Davy. I grant your worship that he is a knave, sir; but yet, God forbid, sir, but a knave should have some countenance at his friends request. An honest man, sir, is able to speak for himself, when a knave is not. I have served your worship truly, sir, this eight years; and if I cannot once or twice in a quarter bear out a knave against an honest man, I have but a very little credit with your worship. The knave is mine honest friend, sir; therefore, I beseech your worship, let him be countenanced.
Shal. Go to; I say he shall have no wrong. Look about, Davy. [Exit DAVY.] Where are you, Sir John? Come, come, come; off with your boots. Give me your hand, Master Bardolph.
Bard. I am glad to see your worship.
Shal. I thank thee with all my heart, kind Master Bardolph:[To the Page.] and welcome, my tall fellow.

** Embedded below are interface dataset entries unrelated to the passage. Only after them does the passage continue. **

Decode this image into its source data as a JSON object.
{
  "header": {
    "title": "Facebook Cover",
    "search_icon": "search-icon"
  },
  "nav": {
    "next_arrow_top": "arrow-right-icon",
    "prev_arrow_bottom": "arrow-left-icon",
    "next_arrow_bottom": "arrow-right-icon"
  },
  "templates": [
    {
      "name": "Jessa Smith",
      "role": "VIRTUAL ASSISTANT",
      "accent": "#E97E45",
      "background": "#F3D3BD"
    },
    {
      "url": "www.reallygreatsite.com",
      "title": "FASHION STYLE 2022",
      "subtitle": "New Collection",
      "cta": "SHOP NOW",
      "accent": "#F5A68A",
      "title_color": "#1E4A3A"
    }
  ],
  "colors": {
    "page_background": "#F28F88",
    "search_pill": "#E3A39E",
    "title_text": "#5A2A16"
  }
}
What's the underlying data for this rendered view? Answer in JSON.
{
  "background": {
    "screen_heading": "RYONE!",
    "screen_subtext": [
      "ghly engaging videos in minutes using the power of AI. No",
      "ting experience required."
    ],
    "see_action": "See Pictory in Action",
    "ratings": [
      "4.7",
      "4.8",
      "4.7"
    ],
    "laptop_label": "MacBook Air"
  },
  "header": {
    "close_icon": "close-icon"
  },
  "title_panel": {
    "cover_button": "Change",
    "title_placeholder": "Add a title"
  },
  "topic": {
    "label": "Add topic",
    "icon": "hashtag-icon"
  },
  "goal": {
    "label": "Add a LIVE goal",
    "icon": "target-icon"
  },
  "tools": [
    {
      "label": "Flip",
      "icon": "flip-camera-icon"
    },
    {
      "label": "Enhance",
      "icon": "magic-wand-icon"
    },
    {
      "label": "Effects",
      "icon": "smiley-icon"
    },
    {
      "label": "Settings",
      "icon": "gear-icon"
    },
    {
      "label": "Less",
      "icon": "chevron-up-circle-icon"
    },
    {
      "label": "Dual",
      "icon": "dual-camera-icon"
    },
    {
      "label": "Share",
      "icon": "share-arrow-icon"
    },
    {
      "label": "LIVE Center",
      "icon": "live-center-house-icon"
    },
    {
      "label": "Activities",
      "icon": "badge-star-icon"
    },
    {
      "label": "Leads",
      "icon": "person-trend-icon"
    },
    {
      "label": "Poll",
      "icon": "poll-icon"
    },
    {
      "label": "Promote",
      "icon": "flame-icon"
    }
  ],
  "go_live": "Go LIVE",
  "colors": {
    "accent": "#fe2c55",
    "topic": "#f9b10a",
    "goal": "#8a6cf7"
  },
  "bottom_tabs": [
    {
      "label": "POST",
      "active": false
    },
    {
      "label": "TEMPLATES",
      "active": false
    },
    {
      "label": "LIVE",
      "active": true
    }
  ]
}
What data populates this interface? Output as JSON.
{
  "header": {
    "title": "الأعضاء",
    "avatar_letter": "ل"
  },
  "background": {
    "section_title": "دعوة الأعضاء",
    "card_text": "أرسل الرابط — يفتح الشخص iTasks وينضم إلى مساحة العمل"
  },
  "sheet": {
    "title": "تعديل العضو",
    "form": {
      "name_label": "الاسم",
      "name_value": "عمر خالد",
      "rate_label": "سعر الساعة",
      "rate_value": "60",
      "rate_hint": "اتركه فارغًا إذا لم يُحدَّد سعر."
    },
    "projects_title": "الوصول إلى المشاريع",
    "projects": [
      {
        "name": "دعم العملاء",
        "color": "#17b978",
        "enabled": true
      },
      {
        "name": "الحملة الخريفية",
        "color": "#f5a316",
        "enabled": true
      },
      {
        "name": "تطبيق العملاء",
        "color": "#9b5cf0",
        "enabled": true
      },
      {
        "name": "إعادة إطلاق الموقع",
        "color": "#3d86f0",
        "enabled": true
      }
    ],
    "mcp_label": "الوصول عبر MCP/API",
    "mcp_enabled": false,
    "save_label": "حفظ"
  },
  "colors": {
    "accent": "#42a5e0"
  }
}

Come, Sir John.
Fal. Ill follow you, good Master Robert Shallow. [Exit SHALLOW.] Bardolph, look to our horses. [Exeunt BARDOLPH and Page.] If I were sawed into quantities, I should make four dozen of such bearded hermits staves as Master Shallow. It is a wonderful thing to see the semblable coherence of his mens spirits and his: they, by observing him, do bear themselves like foolish justices; he, by conversing with them, is turned into a justice-like serving-man. Their spirits are so married in conjunction with the participation of society that they flock together in consent, like so many wild-geese. If I had a suit to Master Shallow, I would humour his men with the imputation of being near their master: if to his men, I would curry with Master Shallow that no man could better command his servants. It is certain that either wise bearing or ignorant carriage is caught, as men take diseases, one of another: therefore let men take heed of their company. I will devise matter enough out of this Shallow to keep Prince Harry in continual laughter the wearing out of six fashions,which is four terms, or two actions,and a shall laugh without intervallums. O! it is much that a lie with a slight oath and a jest with a sad brow will do with a fellow that never had the ache in his shoulders. O! you shall see him laugh till his face be like a wet cloak ill laid up!